Recyclers say Ford Motor Co. left independently owned collision repair shops and even some of its own dealerships "on an island" when it canceled its core charge program for recycling lighting, bumper fascia and select light repair parts.
The program was eliminated, Ford said in an emailed statement to Plastics News, "in response to requests from dealers and collision repairers seeking a more streamlined parts management process. … This change will enable dealers and repairers to be more cost competitive and efficient in serving customers."
The bumper core, a typically rebuildable part, could be used as a partial trade-in for a new or rebuilt part, according to Ford's parts website.
"Similar to the deposit paid for a returnable can or bottle," the website said, "it is an additional charge at the time of purchase to promote the return of the core when the part is replaced. When the core is returned, the charge is refunded."
"I'm guessing there's about 40,000-50,000 bumpers a month that were a part of that recycling program that are now not," said Dave Hartman, a co-owner of automotive plastics recycler Carhart Products Inc. in Saranac, Mich.
Ford hasn't made clear if a plan is in place to absorb those excess bumper cores, Hartman said.
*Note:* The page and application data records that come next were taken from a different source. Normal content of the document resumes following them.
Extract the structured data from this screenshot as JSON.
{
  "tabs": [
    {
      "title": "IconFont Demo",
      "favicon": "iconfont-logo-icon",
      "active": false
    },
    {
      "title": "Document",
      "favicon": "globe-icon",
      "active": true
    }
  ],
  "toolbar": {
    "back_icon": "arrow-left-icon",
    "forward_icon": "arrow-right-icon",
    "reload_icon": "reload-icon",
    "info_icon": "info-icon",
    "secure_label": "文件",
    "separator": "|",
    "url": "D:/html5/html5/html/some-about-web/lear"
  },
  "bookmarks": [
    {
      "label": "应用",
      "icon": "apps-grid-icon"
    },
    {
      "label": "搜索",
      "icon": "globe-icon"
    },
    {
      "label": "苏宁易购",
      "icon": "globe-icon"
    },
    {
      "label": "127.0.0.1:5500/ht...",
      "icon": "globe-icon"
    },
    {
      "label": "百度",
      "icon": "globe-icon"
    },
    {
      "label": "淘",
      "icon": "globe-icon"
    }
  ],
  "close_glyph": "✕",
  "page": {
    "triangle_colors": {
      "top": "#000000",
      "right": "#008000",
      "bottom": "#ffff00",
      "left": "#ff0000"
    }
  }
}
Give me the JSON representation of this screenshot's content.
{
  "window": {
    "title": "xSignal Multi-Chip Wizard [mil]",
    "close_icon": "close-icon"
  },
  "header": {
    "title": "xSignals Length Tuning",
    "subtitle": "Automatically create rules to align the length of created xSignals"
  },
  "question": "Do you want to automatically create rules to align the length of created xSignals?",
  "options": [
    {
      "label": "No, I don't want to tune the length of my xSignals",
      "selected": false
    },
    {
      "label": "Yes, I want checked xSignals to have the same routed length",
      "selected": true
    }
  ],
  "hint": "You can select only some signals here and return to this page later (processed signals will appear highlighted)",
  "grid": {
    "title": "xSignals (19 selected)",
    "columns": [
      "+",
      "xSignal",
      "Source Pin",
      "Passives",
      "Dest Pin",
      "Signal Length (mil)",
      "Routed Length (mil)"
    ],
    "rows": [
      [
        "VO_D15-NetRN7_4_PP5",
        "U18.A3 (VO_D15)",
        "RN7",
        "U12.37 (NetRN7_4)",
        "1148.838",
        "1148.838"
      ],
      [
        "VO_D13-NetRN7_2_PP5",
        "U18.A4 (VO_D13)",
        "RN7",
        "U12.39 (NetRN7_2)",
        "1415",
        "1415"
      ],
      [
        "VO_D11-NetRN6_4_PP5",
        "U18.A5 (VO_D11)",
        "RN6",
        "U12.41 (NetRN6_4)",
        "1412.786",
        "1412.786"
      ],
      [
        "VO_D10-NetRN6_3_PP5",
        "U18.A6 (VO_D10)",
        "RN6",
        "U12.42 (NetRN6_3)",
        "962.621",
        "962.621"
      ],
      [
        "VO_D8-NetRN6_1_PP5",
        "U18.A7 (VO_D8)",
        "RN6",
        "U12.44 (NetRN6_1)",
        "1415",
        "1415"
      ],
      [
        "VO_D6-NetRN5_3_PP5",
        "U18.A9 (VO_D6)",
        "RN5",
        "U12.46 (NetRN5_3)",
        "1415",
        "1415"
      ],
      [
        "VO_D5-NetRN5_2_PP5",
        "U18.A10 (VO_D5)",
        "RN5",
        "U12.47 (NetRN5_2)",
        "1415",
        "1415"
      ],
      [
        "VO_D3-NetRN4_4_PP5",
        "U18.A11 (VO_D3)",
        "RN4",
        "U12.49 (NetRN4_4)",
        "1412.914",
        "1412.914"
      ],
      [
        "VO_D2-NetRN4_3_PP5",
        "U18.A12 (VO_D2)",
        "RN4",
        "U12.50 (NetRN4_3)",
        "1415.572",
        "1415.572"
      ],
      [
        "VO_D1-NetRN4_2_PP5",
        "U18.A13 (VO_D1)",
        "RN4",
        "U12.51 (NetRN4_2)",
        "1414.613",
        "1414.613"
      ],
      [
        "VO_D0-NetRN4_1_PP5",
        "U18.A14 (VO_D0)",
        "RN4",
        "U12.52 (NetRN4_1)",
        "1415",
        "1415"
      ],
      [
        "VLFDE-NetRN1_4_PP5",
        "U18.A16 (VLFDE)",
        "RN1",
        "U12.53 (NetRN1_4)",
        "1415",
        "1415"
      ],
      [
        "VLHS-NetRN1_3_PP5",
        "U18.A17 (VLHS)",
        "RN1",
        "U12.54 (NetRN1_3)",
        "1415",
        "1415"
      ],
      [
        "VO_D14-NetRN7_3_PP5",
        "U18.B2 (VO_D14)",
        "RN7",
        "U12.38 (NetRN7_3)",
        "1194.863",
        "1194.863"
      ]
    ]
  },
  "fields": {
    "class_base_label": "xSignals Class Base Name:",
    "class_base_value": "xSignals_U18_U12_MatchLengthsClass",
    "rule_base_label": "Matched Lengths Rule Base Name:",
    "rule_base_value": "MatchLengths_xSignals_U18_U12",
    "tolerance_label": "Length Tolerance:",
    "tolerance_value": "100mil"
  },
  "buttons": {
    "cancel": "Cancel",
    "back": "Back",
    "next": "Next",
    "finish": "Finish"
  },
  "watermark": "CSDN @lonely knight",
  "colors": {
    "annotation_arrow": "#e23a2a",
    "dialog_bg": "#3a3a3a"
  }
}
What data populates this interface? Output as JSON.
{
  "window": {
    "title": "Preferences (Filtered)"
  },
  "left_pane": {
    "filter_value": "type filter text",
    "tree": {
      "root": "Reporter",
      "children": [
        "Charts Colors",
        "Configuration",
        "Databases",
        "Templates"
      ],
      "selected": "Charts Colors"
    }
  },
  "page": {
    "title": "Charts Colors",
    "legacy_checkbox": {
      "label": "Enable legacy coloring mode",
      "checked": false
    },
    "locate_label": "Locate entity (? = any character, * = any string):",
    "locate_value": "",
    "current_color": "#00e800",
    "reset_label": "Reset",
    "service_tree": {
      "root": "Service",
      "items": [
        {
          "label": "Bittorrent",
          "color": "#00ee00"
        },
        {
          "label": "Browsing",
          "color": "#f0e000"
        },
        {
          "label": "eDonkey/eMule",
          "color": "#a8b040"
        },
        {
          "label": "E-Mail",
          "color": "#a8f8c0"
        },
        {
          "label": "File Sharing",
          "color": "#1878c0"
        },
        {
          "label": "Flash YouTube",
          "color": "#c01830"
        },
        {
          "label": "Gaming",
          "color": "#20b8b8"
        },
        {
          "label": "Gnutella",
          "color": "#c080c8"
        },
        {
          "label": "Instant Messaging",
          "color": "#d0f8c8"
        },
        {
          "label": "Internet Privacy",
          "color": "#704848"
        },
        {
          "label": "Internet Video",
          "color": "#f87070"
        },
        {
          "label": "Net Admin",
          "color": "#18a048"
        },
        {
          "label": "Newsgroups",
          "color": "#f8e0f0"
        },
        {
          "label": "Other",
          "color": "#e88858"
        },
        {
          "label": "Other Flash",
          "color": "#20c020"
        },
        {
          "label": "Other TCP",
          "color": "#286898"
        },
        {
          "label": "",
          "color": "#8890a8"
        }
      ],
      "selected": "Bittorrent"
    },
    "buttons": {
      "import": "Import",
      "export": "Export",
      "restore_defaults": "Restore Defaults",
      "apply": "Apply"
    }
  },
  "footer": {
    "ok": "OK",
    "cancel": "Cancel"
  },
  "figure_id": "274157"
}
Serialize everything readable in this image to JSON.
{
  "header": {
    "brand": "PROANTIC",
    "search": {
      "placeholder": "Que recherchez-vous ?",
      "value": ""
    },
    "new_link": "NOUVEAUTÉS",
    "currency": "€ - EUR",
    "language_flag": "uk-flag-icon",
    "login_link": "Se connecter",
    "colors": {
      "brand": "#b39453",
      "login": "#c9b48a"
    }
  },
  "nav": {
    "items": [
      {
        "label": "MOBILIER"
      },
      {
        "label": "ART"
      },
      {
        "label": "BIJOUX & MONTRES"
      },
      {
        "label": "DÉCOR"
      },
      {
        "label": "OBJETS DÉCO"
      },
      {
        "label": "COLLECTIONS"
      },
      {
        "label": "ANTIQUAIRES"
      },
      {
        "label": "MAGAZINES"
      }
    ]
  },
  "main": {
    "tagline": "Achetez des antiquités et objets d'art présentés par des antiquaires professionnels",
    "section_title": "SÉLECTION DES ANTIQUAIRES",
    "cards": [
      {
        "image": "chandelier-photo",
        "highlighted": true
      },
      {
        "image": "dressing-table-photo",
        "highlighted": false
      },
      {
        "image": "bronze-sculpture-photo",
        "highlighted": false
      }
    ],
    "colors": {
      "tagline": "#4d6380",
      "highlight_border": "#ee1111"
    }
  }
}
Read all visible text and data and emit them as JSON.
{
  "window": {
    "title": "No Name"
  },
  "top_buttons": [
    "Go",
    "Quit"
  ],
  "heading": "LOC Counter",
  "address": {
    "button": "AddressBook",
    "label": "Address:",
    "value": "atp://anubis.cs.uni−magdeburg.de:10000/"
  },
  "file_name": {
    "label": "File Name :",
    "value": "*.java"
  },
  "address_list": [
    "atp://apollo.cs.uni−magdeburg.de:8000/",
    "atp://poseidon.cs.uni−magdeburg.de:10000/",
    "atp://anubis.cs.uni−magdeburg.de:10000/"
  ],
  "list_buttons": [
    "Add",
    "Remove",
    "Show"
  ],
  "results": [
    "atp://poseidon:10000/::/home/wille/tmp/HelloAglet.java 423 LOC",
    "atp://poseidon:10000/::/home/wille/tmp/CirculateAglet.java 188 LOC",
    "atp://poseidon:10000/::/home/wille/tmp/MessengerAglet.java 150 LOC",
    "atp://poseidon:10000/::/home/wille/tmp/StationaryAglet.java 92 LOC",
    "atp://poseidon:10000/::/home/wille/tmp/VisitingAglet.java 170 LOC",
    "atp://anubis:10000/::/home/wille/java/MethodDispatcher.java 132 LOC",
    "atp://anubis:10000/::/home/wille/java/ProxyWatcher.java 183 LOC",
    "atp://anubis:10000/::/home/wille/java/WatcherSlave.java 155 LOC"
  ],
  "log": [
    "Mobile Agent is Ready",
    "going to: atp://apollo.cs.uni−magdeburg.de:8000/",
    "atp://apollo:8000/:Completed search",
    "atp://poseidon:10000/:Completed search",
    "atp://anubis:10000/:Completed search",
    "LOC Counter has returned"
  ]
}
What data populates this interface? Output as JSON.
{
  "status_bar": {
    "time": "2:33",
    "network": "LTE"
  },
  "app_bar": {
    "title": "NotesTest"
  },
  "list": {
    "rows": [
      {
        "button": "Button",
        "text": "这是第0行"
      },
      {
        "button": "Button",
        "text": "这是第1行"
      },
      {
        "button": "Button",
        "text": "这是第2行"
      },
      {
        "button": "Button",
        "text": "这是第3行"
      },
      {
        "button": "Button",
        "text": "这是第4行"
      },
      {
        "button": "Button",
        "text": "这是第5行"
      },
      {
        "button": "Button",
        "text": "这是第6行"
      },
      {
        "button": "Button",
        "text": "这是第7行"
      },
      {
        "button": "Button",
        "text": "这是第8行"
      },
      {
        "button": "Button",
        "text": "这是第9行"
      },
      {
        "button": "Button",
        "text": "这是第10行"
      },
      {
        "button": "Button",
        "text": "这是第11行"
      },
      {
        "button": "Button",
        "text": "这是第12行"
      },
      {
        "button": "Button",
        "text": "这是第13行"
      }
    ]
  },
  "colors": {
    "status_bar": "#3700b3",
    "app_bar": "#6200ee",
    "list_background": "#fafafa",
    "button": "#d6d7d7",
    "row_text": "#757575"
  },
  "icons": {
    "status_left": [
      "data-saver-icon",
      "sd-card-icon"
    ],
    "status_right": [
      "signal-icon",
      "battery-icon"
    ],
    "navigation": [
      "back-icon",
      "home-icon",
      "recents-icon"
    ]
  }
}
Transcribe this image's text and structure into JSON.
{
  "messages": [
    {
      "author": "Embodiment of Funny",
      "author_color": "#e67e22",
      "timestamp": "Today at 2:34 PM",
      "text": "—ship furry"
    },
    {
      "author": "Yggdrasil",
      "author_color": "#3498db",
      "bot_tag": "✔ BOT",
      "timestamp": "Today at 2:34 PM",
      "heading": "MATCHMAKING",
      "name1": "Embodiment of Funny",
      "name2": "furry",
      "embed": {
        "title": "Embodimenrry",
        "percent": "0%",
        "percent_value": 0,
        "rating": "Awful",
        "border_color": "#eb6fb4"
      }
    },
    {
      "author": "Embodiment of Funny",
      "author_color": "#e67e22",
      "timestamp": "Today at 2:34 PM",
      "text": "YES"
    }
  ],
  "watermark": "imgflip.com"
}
"They've had this program in place for 15-20 years," he said. "Bumper remanufacturers don't exist anymore. There's not a lot of them left. Programs like the Ford core program ran those guys out of business. Collision shops were forced to return those bumpers back to Ford or pay $75. They returned them, they got recycled, and it was a good program. But they took the bumper out of their hands, and they didn't have anything they could sell anymore."